CNN's Zarifmo Aslamshoyeva and Chandler Friedman contributed to this report.

ADVERTISEMENT
Part of complete coverage on
updated 2:18 PM EDT, Wed July 30, 2014
While aspects of the fighting in Gaza resemble earlier clashes, this time feels different, writes military analyst Rick Francona.
updated 11:54 PM EDT, Wed July 30, 2014
If India and the U.S. were Facebook friends, the relationship between them would undoubtedly be "complicated." Can the U.S. Secretary of State's visit change that?
updated 10:38 AM EDT, Wed July 30, 2014
The death of an American from Ebola fuels fears of the further global spread of the virus.
updated 2:35 PM EDT, Wed July 30, 2014
Take a look inside Airbus' new -- and surprisingly quiet -- A350XWB.
updated 7:08 AM EDT, Thu July 31, 2014
Flowers, a teddy bear and the smells of jet fuel and death haunt the MH17 crash site.
updated 8:06 AM EDT, Wed July 30, 2014
Nearly two weeks after MH17 was blown out of the sky, Dutch investigators have yet to lay eyes on the wreckage. How useful will it be now?
updated 11:10 AM EDT, Wed July 30, 2014
The U.S. and EU are imposing new sanctions on Moscow -- but will they have any effect?
This looks like a ghost ship, but it's actually the site of a tense international standoff between the Philippines and China.
updated 8:48 PM EDT, Fri July 25, 2014
Sure, Fido is a brown Lab. But inside, he may also be a little green.
updated 9:03 AM EDT, Mon July 28, 2014
Photograph of an undisclosed location by Patrycja Makowska
Patrycja Makowska likes to give enigmatic names to the extraordinarily beautiful photographs she shoots of crumbling palaces.
CNN joins the fight to end modern-day slavery by shining a spotlight on its horrors and highlighting success stories.

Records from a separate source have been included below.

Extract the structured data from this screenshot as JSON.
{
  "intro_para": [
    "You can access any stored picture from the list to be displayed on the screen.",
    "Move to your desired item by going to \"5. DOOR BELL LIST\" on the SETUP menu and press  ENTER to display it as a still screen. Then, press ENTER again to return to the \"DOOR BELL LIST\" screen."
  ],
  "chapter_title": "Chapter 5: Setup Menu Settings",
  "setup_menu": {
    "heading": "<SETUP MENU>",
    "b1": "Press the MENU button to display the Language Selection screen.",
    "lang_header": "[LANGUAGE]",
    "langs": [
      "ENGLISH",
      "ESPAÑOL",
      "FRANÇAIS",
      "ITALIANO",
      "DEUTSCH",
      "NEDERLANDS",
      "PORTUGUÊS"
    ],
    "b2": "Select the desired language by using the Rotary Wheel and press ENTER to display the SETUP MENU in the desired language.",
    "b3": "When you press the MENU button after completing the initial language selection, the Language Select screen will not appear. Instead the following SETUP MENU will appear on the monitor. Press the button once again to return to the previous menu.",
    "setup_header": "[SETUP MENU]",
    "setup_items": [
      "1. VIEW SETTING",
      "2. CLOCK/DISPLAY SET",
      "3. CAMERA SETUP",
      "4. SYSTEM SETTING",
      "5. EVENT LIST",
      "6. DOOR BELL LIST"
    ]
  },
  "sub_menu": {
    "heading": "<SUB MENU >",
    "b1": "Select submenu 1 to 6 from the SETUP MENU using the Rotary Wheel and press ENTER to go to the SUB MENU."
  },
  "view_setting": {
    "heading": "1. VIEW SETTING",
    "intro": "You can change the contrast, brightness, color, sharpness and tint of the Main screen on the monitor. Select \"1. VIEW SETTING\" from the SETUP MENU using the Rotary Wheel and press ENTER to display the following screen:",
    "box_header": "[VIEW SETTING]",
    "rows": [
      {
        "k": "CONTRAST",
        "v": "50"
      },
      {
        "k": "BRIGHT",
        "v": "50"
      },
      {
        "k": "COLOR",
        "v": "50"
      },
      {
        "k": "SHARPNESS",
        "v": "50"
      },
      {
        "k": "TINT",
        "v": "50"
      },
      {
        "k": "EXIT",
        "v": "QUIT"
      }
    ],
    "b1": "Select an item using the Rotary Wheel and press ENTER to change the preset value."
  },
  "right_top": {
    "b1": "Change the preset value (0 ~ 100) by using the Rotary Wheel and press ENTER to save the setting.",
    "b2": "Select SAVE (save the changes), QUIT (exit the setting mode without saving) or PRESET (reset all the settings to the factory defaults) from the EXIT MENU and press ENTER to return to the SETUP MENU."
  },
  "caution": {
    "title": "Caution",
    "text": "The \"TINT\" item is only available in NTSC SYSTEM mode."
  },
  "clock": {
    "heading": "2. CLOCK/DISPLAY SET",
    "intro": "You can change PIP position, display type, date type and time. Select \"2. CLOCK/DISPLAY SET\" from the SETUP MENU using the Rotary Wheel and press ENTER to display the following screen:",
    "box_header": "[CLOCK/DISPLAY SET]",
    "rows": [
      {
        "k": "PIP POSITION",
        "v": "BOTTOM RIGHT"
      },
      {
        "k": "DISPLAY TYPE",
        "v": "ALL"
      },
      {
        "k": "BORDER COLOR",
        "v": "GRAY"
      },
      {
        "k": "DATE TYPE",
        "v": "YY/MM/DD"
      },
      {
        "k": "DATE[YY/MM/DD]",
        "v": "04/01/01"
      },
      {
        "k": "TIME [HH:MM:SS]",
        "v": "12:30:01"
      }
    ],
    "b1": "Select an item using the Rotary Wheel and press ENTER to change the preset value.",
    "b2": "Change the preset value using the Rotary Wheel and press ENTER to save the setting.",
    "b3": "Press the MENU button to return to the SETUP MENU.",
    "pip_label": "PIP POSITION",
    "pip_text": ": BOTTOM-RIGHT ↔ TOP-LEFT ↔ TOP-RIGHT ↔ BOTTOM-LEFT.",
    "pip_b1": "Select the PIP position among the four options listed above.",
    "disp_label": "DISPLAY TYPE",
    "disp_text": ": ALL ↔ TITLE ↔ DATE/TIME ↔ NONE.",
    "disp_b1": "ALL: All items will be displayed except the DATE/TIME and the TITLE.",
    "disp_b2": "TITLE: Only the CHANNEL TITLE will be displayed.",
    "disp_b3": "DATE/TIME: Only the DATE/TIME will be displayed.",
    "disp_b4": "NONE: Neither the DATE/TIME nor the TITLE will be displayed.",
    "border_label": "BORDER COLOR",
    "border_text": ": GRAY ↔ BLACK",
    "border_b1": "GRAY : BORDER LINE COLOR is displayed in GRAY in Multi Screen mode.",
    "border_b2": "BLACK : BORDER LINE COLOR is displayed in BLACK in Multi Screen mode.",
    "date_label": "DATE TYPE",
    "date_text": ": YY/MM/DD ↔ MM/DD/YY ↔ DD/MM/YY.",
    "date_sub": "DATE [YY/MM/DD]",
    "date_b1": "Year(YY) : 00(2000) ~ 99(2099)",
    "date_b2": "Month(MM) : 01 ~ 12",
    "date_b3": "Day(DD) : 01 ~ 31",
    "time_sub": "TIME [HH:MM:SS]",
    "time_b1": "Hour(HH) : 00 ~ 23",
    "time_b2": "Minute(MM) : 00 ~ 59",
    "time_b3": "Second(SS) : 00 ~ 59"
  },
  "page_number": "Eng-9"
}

Browse through images from CNN teams around the world that you don't always see on news reports.
ADVERTISEMENT
ADVERTISEMENT
ADVERTISEMENT
ADVERTISEMENT